The weeds are now sitting in a rubber tubtrug full of water: I record this so I can look back once they have drowned and see how long it took.
Read Francis Pryor's "Britain AD: A Quest for Arthur, England and the Anglo-Saxons", It's a most entertaining book on Roman and post-Roman Britain. He thinks the whole Anglo-Saxon invasion/migration thing never happened. I'm kind of out of date on this stuff and will have to read some of the work he cites, but he made me want to know more, which has to be a good thing. I think he actually makes quite a good case based on the archaeological record (he's a Bronze Age specialist, but I'm prepared to accept that he knows a bunch of stuff about British Archaeology generally). I've always felt that the way early British history tends to get presented in a chopped up manner Iron Age | Roman | PostRoman and never shall they meet is a bit unfortunate, and I really like his views on the early Celtic Church - it *does* seem unlikely that the conversion of Pagan England was a solely Irish and Roman job, if one assumes that the early British Church was in good health towards the end of the Roman period.
I love the stuff about the east-west divide in Britain - I know that's taken from what'shisname, the highlands-lowlands guy, but it just seems so right to use it to explain why 'Celtic' Britain is different from 'Anglo-saxon' Britain - not because the right hand side of the country had its population replaced, but because for geographical and cultural reasons, it always *was* different.
He doesn't really tackle the biggy though - the place name and linguistic stuff. If an entire nation of people decide to rename the entire countryside and start speaking another language, I do think you need some sort of reason for that, and he doesn't even try to guess one to replace the traditional population shift idea.
Molly & I did a little training in the local country park and she surprised me by learning how to do a 'down' at a distance on the second attempt. That is *so* fast: I'm sure it took much longer to teach our family collie-lab Kim that, and even then it didn't really stick.... Molly also did some very good 'stays' even though there were a couple of Springer Spaniels watching and lots of rabbity smells about (we did the walk first, then the training: I'm not daft!)
And yet, on Saturday we found that she's decided that she will only come if *I* call her: Polo even with a bag of treats was having to call several times before she would take notice. We've been through this so many times now! She definitely knows him: she greets him joyfully and seems to be looking for him and listening for the car if he's away for the night. She just doesn't seem to think she has a reason to obey him - or rather, if we don't walk and train together for a week or so, she forgets it. Must be more consistent...
I'm still impressed by how fast she learns, but it's being driven forcibly home to me that intelligence and obedience, even in dogs, are not at all the same thing. She quickly worked out that stealing the butter when we were around to protect it didn't work, so now she is a stealthy butterthief. The other day I left some treats in my coat pocket, and she ignored them completely till I went upstairs and couldn't hear the packet crackle! But her response to commands is often a bit 'OK, I'll think about it': my memory (if I'm remembering correctly) is that other dogs I've taught have either not understood what was wanted, or have been quick to respond because they want to please/want a treat: this houndy 'maybe' is new to me.

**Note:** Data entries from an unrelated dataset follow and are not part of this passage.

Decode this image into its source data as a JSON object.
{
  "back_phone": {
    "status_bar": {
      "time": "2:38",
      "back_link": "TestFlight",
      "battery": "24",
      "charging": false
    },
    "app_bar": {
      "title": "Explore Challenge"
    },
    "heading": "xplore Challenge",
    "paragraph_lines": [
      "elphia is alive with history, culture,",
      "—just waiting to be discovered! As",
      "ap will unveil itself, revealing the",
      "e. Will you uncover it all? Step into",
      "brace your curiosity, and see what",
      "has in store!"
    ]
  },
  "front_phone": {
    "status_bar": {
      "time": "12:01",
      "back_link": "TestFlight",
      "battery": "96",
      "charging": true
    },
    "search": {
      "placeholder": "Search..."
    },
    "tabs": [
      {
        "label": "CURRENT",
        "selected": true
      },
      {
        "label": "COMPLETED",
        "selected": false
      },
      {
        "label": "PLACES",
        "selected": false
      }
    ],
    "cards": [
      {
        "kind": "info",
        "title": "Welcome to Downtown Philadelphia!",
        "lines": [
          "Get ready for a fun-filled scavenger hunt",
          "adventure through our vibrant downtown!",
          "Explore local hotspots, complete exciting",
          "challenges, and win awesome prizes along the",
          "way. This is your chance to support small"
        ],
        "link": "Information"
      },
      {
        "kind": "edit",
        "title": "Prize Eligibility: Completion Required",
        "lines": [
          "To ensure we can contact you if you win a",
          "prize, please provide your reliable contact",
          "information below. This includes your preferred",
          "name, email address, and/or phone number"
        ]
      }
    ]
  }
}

Patch (another collie-lab) used to get bored (he'd do the task, whatever it was, perfectly twice, then think 'sod this' - I can relate to that! But this is less like boredom, more like what you might expect from a human being ("Ok, in a minute"). Most interesting.